Single-Dose Polio Vaccination is a Holy Grail
MIT Vaccine Deploys Microparticles to Eradicate Polio
A new, nanoparticle vaccine which delivers multiple doses in just one injection, could make it easier to immunize children in remote regions.
Currently, for people to be protected, the inactivated polio vaccine (IPV) must be administered more than 2 times, with a 1–2 month gap.
To create a single-injection vaccine, an MIT research team encapsulated the inactivated polio vaccine in a biodegradable polymer, known as PLGA.
This polymer can be designed to degrade after a certain period of time, allowing the researchers to control when the vaccine is released.
Potentially, this vaccine could target the poliovirus, which has not yet been eliminated worldwide.
“There’s always a little bit of vaccine that’s left on the surface or very close to the surface of the particle, and as soon as we put it in the body, whatever is at the surface can just diffuse away.

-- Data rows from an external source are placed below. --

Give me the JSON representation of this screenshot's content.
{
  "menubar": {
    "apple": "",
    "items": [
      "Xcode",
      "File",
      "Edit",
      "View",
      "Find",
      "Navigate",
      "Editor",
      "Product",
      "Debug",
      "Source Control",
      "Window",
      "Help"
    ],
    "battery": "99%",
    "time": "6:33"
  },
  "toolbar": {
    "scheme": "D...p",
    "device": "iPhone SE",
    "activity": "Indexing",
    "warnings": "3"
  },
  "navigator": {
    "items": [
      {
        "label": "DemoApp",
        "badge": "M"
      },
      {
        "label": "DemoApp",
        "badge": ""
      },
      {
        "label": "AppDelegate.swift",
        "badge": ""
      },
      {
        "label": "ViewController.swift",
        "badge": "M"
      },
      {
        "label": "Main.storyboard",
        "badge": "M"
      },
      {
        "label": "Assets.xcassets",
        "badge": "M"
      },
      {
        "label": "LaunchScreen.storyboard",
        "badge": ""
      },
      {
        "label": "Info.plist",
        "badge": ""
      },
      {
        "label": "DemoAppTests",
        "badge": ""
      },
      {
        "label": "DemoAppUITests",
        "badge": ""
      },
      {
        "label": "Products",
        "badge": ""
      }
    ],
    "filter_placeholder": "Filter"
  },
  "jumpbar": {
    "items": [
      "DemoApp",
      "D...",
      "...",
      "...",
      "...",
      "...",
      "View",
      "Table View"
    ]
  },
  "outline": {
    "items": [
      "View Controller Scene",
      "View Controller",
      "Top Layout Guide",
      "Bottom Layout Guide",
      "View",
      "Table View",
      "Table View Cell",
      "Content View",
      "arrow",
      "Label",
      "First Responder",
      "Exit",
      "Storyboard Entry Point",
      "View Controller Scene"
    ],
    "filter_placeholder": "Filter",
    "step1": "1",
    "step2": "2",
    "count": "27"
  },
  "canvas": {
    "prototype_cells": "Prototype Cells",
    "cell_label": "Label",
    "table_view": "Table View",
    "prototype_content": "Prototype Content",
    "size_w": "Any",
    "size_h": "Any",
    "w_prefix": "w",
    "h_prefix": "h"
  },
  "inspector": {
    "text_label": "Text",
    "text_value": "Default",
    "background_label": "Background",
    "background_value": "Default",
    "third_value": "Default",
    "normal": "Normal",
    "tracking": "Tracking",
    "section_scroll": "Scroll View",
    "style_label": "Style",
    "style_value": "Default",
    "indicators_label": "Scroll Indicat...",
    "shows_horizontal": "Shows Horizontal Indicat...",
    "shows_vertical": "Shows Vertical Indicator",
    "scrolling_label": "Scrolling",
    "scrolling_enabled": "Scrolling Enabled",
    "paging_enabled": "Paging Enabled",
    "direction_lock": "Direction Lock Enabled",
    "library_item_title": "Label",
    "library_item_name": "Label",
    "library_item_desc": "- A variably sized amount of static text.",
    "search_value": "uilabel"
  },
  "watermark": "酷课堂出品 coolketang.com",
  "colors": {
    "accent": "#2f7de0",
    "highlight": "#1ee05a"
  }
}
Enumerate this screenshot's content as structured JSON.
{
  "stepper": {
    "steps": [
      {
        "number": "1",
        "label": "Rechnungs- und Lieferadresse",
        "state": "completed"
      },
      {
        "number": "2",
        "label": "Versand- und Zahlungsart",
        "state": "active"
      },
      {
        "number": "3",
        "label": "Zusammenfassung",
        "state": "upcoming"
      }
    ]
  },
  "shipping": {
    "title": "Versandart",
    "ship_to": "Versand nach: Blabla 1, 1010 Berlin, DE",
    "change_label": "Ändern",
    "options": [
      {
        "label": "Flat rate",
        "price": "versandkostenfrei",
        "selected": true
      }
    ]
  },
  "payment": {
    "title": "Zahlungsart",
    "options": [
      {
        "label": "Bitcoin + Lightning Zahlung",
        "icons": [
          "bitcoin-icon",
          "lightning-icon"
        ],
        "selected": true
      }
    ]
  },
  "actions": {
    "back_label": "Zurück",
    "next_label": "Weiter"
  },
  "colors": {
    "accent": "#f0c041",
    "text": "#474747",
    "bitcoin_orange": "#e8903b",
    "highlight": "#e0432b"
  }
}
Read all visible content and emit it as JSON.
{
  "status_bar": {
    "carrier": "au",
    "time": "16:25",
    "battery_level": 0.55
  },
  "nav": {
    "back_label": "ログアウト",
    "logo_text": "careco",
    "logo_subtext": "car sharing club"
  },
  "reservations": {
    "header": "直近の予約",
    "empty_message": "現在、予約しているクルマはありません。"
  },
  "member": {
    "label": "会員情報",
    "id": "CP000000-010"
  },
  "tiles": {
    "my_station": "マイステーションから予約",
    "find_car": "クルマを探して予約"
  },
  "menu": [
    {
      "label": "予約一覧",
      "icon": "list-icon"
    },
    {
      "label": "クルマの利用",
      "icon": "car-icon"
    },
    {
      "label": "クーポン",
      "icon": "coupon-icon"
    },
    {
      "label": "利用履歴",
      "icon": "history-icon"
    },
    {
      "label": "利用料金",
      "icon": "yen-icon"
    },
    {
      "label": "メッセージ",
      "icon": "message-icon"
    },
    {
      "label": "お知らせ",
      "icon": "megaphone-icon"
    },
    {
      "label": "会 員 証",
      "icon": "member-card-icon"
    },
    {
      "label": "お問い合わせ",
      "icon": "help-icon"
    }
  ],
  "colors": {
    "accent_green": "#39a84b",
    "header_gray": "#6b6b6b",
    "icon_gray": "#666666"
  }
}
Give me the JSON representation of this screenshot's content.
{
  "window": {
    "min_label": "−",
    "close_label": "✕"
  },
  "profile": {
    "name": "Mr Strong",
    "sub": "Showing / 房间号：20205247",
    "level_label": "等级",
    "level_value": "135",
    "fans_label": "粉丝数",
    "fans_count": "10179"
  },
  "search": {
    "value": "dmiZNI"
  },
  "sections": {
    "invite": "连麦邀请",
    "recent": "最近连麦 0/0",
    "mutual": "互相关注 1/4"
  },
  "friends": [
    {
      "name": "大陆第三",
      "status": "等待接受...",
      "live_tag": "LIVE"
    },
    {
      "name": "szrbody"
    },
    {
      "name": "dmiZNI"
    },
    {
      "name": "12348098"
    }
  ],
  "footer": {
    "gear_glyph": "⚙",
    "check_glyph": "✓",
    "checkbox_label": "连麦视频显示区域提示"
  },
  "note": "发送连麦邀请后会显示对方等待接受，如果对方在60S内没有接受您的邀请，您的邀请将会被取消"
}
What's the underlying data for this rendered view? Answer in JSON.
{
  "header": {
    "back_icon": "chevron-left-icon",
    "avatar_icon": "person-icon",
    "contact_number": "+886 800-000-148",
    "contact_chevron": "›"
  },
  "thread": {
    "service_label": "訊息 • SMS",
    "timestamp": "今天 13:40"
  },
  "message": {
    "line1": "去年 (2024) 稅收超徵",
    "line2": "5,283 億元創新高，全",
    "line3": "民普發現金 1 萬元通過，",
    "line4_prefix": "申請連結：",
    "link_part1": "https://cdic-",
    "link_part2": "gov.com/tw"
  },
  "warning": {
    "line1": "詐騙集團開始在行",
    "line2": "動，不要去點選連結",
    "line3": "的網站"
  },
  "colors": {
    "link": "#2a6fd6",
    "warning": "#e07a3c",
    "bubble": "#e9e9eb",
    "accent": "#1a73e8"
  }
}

That’s the initial burst,” these researchers said in a press release.
“Then the particles sit at the injection site and over time, as the polymer degrades, they release the vaccine in bursts at defined time points, based on the degradation rate of the polymer.”
The researchers had to overcome one major obstacle that has stymied previous efforts to use PLGA for polio vaccine delivery: The polymer breaks down into byproducts called glycolic acid and lactic acid, and these acids can harm the virus so that it no longer provokes the right kind of antibody response.
To prevent this from happening, the MIT team added positively charged polymers to their particles. These polymers act as “proton sponges,” sopping up extra protons and making the environment less acidic, allowing the virus to remain stable in the body.
To deliver more than two doses, the researchers say they could design particles that release vaccine at injection and one month later, and mix them with particles that release at injection and two months later, resulting in three overall doses, each a month apart.
The polymers that the researchers used in the vaccines are already FDA-approved for use in humans, so they hope to soon be able to test the vaccines in clinical trials.
“I think the beauty of the paper is that the traditional microparticle formulation design principles for antigen stabilization are applicable to the delivery of a very complex antigen system. Single dose vaccination for developing world applications is a Holy Grail, and they are getting close,” says David Putnam, a professor of biomedical engineering and chemical and biomolecular engineering at Cornell University, who was not involved in the research.
There are no medicines to treat poliovirus. And, in about 1 percent of polio cases, the virus enters the nervous system, where it can cause paralysis.
According to the Centers for Disease Control and Prevention (CDC), to eradicate polio, vaccination programs must reach children in remote areas to give them multiple vaccine injections required to build up immunity.
“Having a one-shot vaccine that can elicit full protection could be very valuable in being able to achieve eradication,” says Ana Jaklenec, a research scientist at MIT’s Koch Institute for Integrative Cancer Research, and one of the senior authors of this paper.
The first polio vaccine, called the Salk vaccine, was developed in 1953.
The Salk vaccine consists of an inactivated version of the virus, which is usually given as a series of two to four injections, beginning at 2 months of age.
In 1961, an oral vaccine was developed, which offers some protection with only one dose, but is more effective with two to three doses.
The oral vaccine, which consists of a virus that has reduced virulence but is still viable, has been phased out in most countries because in very rare cases, it can mutate to a virulent form and cause infection.
Unfortunately, because it is easier to administer, the oral vaccine is still used in some developing countries.
For polio eradication efforts to succeed, the oral vaccine must be completely phased out, said these MIT researchers.
“The goal is to ensure that everyone globally is immunized,” Jaklenec says.
“Children in some of these hard-to-reach developing world locations tend to not get the full series of shots necessary for protection.”
The researchers are also working on applying this approach to create stable, single-injection vaccines for other viruses, such as Ebola and HIV.
The research was funded by the Bill and Melinda Gates Foundation.